■ REQUIRED WORK:
Set down all of the data that follows, keeping every character.

(App and web page records)

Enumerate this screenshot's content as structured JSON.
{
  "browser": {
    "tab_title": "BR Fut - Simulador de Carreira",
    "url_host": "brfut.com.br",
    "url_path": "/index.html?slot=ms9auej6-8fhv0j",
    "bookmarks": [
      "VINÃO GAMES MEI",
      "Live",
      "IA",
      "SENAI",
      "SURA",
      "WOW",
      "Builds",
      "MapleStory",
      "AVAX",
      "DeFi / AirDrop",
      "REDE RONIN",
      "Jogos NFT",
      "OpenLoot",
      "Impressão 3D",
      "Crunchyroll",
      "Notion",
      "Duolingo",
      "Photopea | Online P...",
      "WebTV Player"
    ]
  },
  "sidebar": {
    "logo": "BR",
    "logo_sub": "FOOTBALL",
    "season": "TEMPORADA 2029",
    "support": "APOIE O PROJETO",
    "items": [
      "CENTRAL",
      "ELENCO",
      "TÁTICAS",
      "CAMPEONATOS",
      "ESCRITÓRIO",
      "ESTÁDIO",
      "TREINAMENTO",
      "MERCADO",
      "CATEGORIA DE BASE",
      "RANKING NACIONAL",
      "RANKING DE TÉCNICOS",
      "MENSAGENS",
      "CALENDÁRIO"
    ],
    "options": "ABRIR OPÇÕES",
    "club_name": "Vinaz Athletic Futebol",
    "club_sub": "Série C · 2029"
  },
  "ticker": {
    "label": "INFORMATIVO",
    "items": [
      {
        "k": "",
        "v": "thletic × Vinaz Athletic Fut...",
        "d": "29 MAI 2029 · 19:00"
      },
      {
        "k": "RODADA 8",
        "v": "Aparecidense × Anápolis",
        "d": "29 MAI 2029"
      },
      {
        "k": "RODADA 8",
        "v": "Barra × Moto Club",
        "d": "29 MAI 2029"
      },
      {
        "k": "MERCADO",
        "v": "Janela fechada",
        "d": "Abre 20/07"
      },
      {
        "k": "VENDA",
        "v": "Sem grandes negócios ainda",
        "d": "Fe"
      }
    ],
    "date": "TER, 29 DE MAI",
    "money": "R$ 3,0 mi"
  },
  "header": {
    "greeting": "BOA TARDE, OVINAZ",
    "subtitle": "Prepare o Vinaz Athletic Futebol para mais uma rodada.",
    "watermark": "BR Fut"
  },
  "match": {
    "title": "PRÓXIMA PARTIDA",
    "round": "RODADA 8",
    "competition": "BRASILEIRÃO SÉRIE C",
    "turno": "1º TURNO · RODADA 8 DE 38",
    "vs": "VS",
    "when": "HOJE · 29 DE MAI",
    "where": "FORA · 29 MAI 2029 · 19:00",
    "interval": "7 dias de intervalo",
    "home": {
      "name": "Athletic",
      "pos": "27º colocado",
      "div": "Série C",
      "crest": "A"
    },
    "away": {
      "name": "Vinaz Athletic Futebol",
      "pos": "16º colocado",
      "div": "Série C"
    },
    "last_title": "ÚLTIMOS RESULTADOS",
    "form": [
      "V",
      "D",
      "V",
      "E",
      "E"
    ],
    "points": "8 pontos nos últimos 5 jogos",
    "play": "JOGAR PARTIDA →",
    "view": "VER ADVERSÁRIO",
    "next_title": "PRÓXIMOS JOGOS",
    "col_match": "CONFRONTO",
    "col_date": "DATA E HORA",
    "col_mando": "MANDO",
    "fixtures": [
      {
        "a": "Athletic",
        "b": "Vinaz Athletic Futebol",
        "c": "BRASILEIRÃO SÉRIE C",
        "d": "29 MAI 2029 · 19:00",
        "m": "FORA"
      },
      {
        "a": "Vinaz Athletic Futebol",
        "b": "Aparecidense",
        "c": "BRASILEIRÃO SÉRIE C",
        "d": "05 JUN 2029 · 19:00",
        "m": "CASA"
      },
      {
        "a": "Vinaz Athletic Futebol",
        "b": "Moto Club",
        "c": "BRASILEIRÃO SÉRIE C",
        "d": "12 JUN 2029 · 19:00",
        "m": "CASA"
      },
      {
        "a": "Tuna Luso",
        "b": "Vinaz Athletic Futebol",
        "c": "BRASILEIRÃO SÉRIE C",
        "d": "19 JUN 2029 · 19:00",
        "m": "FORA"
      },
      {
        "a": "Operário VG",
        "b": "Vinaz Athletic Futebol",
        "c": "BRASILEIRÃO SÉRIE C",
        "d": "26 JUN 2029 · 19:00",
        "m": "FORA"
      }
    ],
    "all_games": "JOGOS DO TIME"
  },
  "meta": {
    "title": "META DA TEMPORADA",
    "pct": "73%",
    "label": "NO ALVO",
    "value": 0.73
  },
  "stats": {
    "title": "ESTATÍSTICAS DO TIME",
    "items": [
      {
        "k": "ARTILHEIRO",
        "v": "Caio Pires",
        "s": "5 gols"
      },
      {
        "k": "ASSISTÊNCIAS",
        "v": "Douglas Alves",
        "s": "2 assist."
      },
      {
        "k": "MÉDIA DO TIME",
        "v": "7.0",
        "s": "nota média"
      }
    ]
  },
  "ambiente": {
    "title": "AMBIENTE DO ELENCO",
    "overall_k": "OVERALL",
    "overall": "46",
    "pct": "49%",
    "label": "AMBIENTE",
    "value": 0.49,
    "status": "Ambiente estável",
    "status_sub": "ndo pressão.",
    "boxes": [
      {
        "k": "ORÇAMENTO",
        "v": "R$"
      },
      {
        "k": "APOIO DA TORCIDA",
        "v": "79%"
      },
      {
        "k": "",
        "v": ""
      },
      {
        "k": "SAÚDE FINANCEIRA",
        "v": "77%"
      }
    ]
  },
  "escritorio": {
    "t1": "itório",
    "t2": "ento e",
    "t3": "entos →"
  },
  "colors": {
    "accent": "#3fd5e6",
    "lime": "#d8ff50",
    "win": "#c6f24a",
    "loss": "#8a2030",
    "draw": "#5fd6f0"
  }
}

■ SOLUTION:
Enumerate this screenshot's content as structured JSON.
{
  "browser": {
    "tab_title": "BR Fut - Simulador de Carreira",
    "url_host": "brfut.com.br",
    "url_path": "/index.html?slot=ms9auej6-8fhv0j",
    "bookmarks": [
      "VINÃO GAMES MEI",
      "Live",
      "IA",
      "SENAI",
      "SURA",
      "WOW",
      "Builds",
      "MapleStory",
      "AVAX",
      "DeFi / AirDrop",
      "REDE RONIN",
      "Jogos NFT",
      "OpenLoot",
      "Impressão 3D",
      "Crunchyroll",
      "Notion",
      "Duolingo",
      "Photopea | Online P...",
      "WebTV Player"
    ]
  },
  "sidebar": {
    "logo": "BR",
    "logo_sub": "FOOTBALL",
    "season": "TEMPORADA 2029",
    "support": "APOIE O PROJETO",
    "items": [
      "CENTRAL",
      "ELENCO",
      "TÁTICAS",
      "CAMPEONATOS",
      "ESCRITÓRIO",
      "ESTÁDIO",
      "TREINAMENTO",
      "MERCADO",
      "CATEGORIA DE BASE",
      "RANKING NACIONAL",
      "RANKING DE TÉCNICOS",
      "MENSAGENS",
      "CALENDÁRIO"
    ],
    "options": "ABRIR OPÇÕES",
    "club_name": "Vinaz Athletic Futebol",
    "club_sub": "Série C · 2029"
  },
  "ticker": {
    "label": "INFORMATIVO",
    "items": [
      {
        "k": "",
        "v": "thletic × Vinaz Athletic Fut...",
        "d": "29 MAI 2029 · 19:00"
      },
      {
        "k": "RODADA 8",
        "v": "Aparecidense × Anápolis",
        "d": "29 MAI 2029"
      },
      {
        "k": "RODADA 8",
        "v": "Barra × Moto Club",
        "d": "29 MAI 2029"
      },
      {
        "k": "MERCADO",
        "v": "Janela fechada",
        "d": "Abre 20/07"
      },
      {
        "k": "VENDA",
        "v": "Sem grandes negócios ainda",
        "d": "Fe"
      }
    ],
    "date": "TER, 29 DE MAI",
    "money": "R$ 3,0 mi"
  },
  "header": {
    "greeting": "BOA TARDE, OVINAZ",
    "subtitle": "Prepare o Vinaz Athletic Futebol para mais uma rodada.",
    "watermark": "BR Fut"
  },
  "match": {
    "title": "PRÓXIMA PARTIDA",
    "round": "RODADA 8",
    "competition": "BRASILEIRÃO SÉRIE C",
    "turno": "1º TURNO · RODADA 8 DE 38",
    "vs": "VS",
    "when": "HOJE · 29 DE MAI",
    "where": "FORA · 29 MAI 2029 · 19:00",
    "interval": "7 dias de intervalo",
    "home": {
      "name": "Athletic",
      "pos": "27º colocado",
      "div": "Série C",
      "crest": "A"
    },
    "away": {
      "name": "Vinaz Athletic Futebol",
      "pos": "16º colocado",
      "div": "Série C"
    },
    "last_title": "ÚLTIMOS RESULTADOS",
    "form": [
      "V",
      "D",
      "V",
      "E",
      "E"
    ],
    "points": "8 pontos nos últimos 5 jogos",
    "play": "JOGAR PARTIDA →",
    "view": "VER ADVERSÁRIO",
    "next_title": "PRÓXIMOS JOGOS",
    "col_match": "CONFRONTO",
    "col_date": "DATA E HORA",
    "col_mando": "MANDO",
    "fixtures": [
      {
        "a": "Athletic",
        "b": "Vinaz Athletic Futebol",
        "c": "BRASILEIRÃO SÉRIE C",
        "d": "29 MAI 2029 · 19:00",
        "m": "FORA"
      },
      {
        "a": "Vinaz Athletic Futebol",
        "b": "Aparecidense",
        "c": "BRASILEIRÃO SÉRIE C",
        "d": "05 JUN 2029 · 19:00",
        "m": "CASA"
      },
      {
        "a": "Vinaz Athletic Futebol",
        "b": "Moto Club",
        "c": "BRASILEIRÃO SÉRIE C",
        "d": "12 JUN 2029 · 19:00",
        "m": "CASA"
      },
      {
        "a": "Tuna Luso",
        "b": "Vinaz Athletic Futebol",
        "c": "BRASILEIRÃO SÉRIE C",
        "d": "19 JUN 2029 · 19:00",
        "m": "FORA"
      },
      {
        "a": "Operário VG",
        "b": "Vinaz Athletic Futebol",
        "c": "BRASILEIRÃO SÉRIE C",
        "d": "26 JUN 2029 · 19:00",
        "m": "FORA"
      }
    ],
    "all_games": "JOGOS DO TIME"
  },
  "meta": {
    "title": "META DA TEMPORADA",
    "pct": "73%",
    "label": "NO ALVO",
    "value": 0.73
  },
  "stats": {
    "title": "ESTATÍSTICAS DO TIME",
    "items": [
      {
        "k": "ARTILHEIRO",
        "v": "Caio Pires",
        "s": "5 gols"
      },
      {
        "k": "ASSISTÊNCIAS",
        "v": "Douglas Alves",
        "s": "2 assist."
      },
      {
        "k": "MÉDIA DO TIME",
        "v": "7.0",
        "s": "nota média"
      }
    ]
  },
  "ambiente": {
    "title": "AMBIENTE DO ELENCO",
    "overall_k": "OVERALL",
    "overall": "46",
    "pct": "49%",
    "label": "AMBIENTE",
    "value": 0.49,
    "status": "Ambiente estável",
    "status_sub": "ndo pressão.",
    "boxes": [
      {
        "k": "ORÇAMENTO",
        "v": "R$"
      },
      {
        "k": "APOIO DA TORCIDA",
        "v": "79%"
      },
      {
        "k": "",
        "v": ""
      },
      {
        "k": "SAÚDE FINANCEIRA",
        "v": "77%"
      }
    ]
  },
  "escritorio": {
    "t1": "itório",
    "t2": "ento e",
    "t3": "entos →"
  },
  "colors": {
    "accent": "#3fd5e6",
    "lime": "#d8ff50",
    "win": "#c6f24a",
    "loss": "#8a2030",
    "draw": "#5fd6f0"
  }
}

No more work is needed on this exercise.